### EXERCISE
Copy each line of the material below that includes the string "photo".

### SOURCE DATA
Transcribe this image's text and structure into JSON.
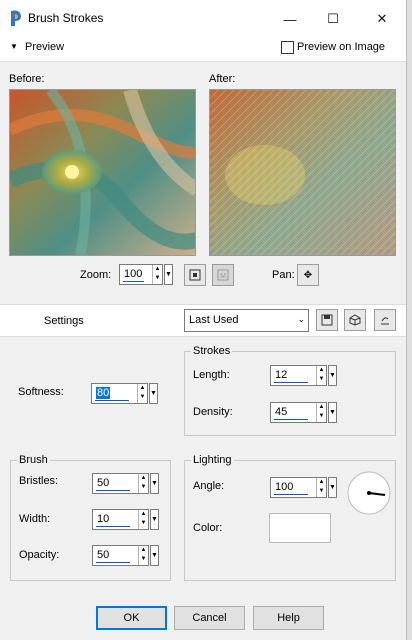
{
  "window": {
    "title": "Brush Strokes",
    "minimize": "—",
    "maximize": "☐",
    "close": "✕"
  },
  "preview_bar": {
    "label": "Preview",
    "preview_on_image": "Preview on Image"
  },
  "preview": {
    "before_label": "Before:",
    "after_label": "After:",
    "zoom_label": "Zoom:",
    "zoom_value": "100",
    "pan_label": "Pan:"
  },
  "settings_bar": {
    "label": "Settings",
    "preset_value": "Last Used"
  },
  "top_left": {
    "softness_label": "Softness:",
    "softness_value": "80"
  },
  "strokes": {
    "title": "Strokes",
    "length_label": "Length:",
    "length_value": "12",
    "density_label": "Density:",
    "density_value": "45"
  },
  "brush": {
    "title": "Brush",
    "bristles_label": "Bristles:",
    "bristles_value": "50",
    "width_label": "Width:",
    "width_value": "10",
    "opacity_label": "Opacity:",
    "opacity_value": "50"
  },
  "lighting": {
    "title": "Lighting",
    "angle_label": "Angle:",
    "angle_value": "100",
    "color_label": "Color:",
    "color_hex": "#ffffff"
  },
  "buttons": {
    "ok": "OK",
    "cancel": "Cancel",
    "help": "Help"
  }
}
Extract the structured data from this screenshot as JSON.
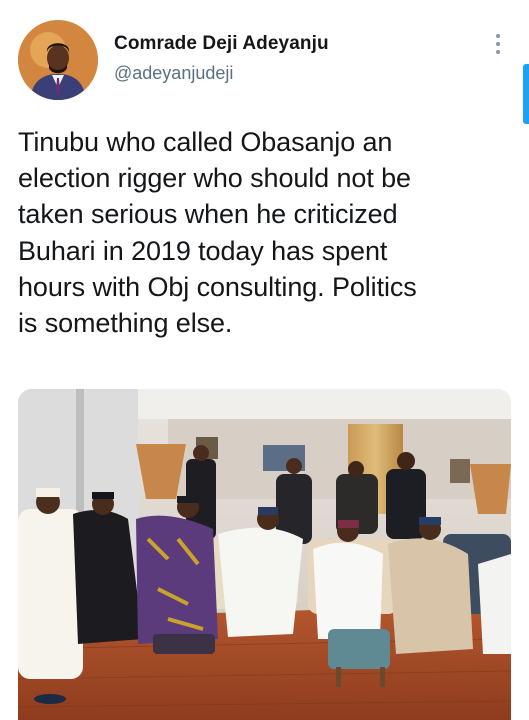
{
  "author": {
    "display_name": "Comrade Deji Adeyanju",
    "handle": "@adeyanjudeji",
    "avatar_icon": "profile-photo"
  },
  "tweet": {
    "text": "Tinubu who called Obasanjo an\nelection rigger who should  not be\ntaken serious when he criticized\nBuhari in 2019 today has spent\nhours with Obj consulting. Politics\nis something else."
  },
  "media": {
    "type": "photo",
    "icon": "photo-attachment"
  },
  "actions": {
    "more_icon": "vertical-ellipsis-icon"
  },
  "colors": {
    "name": "#14171a",
    "handle": "#5b7083",
    "accent": "#1da1f2"
  }
}
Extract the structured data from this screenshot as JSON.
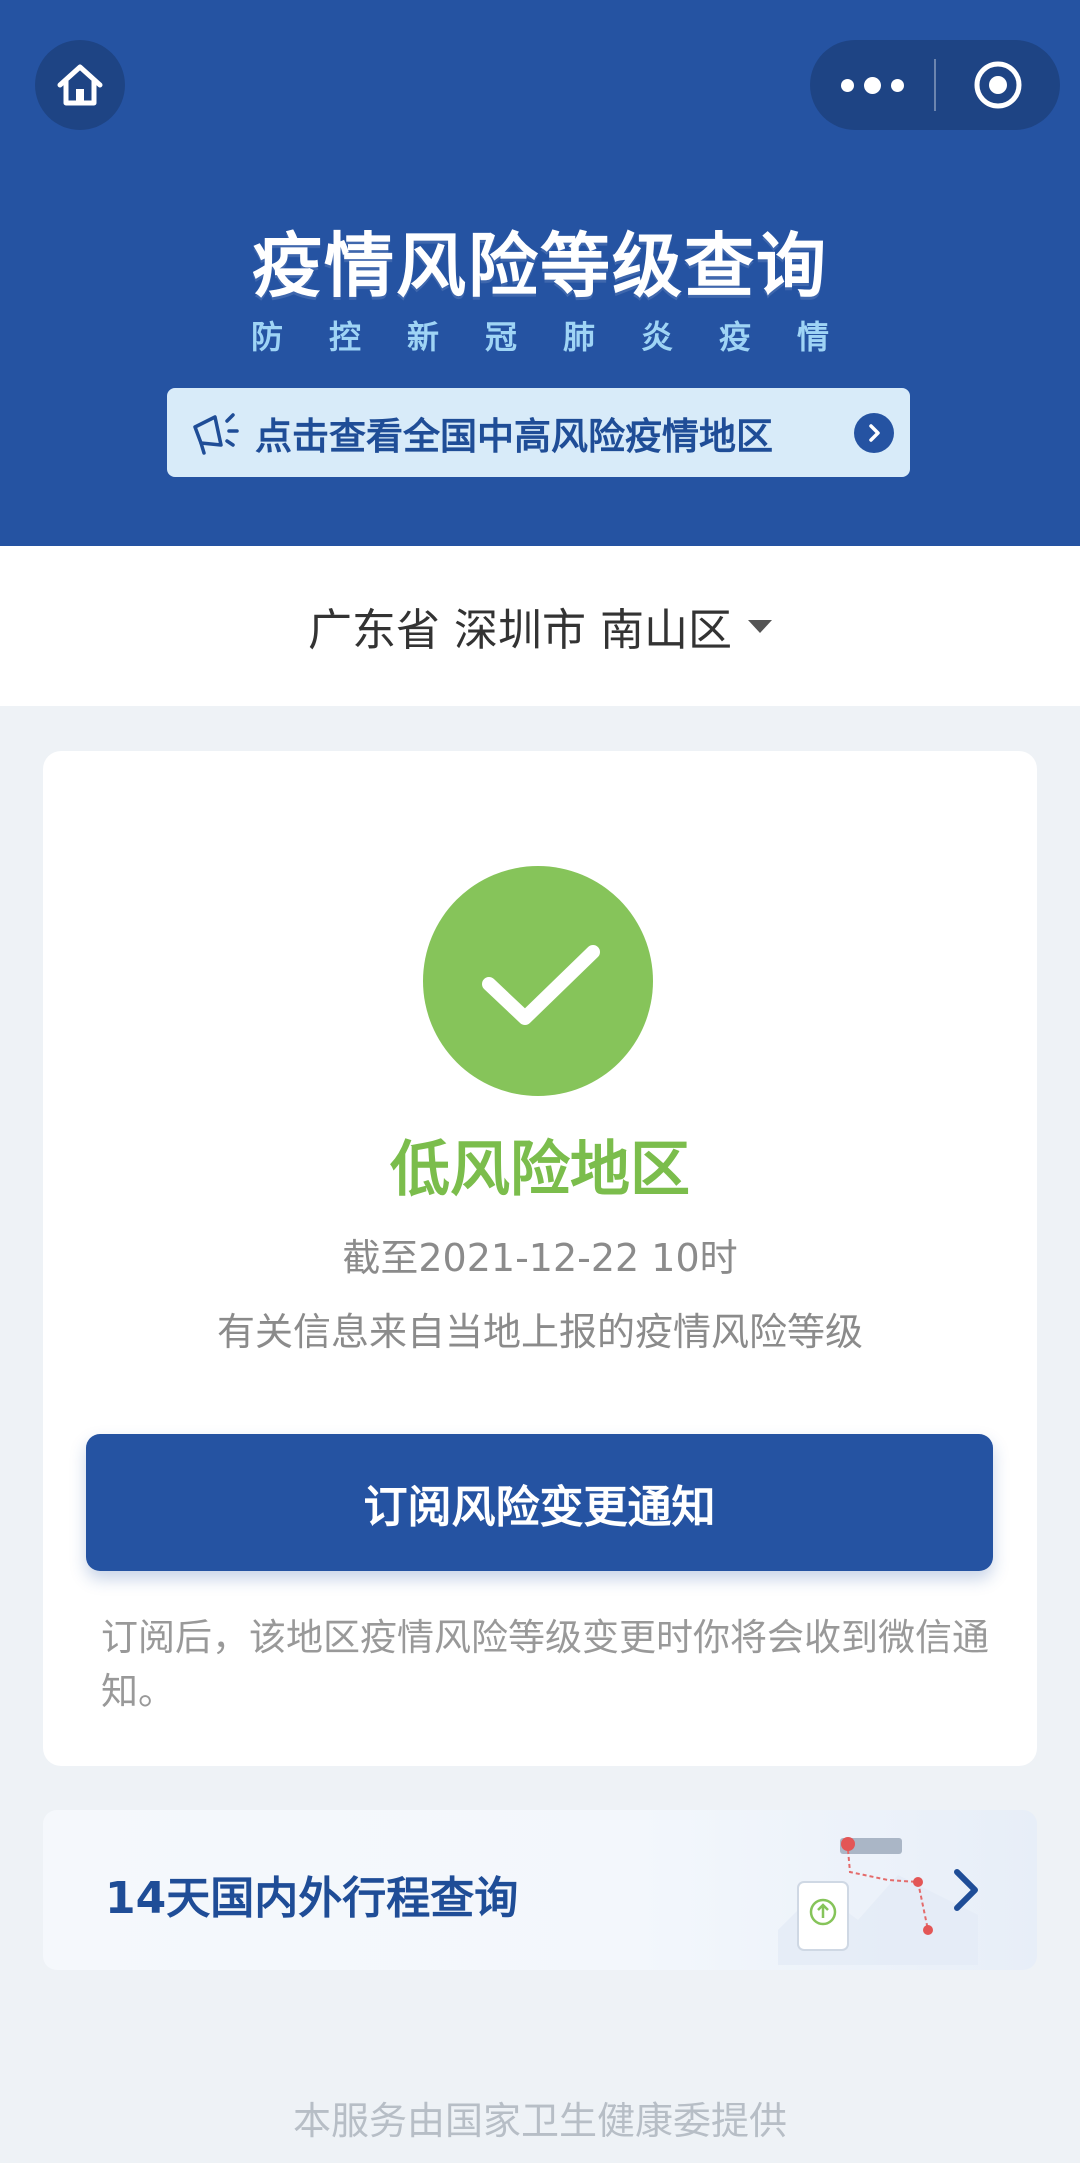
{
  "header": {
    "title": "疫情风险等级查询",
    "subtitle": "防控新冠肺炎疫情",
    "notice": "点击查看全国中高风险疫情地区",
    "accent_color": "#2553a2"
  },
  "icons": {
    "home": "home-icon",
    "more": "more-dots-icon",
    "close": "target-icon",
    "megaphone": "megaphone-icon",
    "chevron": "chevron-right-icon",
    "check": "check-icon"
  },
  "location": {
    "text": "广东省 深圳市 南山区"
  },
  "risk": {
    "level": "低风险地区",
    "as_of": "截至2021-12-22 10时",
    "source": "有关信息来自当地上报的疫情风险等级",
    "color": "#86c45a"
  },
  "subscribe": {
    "button_label": "订阅风险变更通知",
    "note": "订阅后，该地区疫情风险等级变更时你将会收到微信通知。"
  },
  "trip": {
    "label": "14天国内外行程查询"
  },
  "footer": {
    "text": "本服务由国家卫生健康委提供"
  }
}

### TASK SOLUTION
    "avatar_icon": "profile-photo"
    "type": "photo",
    "icon": "photo-attachment"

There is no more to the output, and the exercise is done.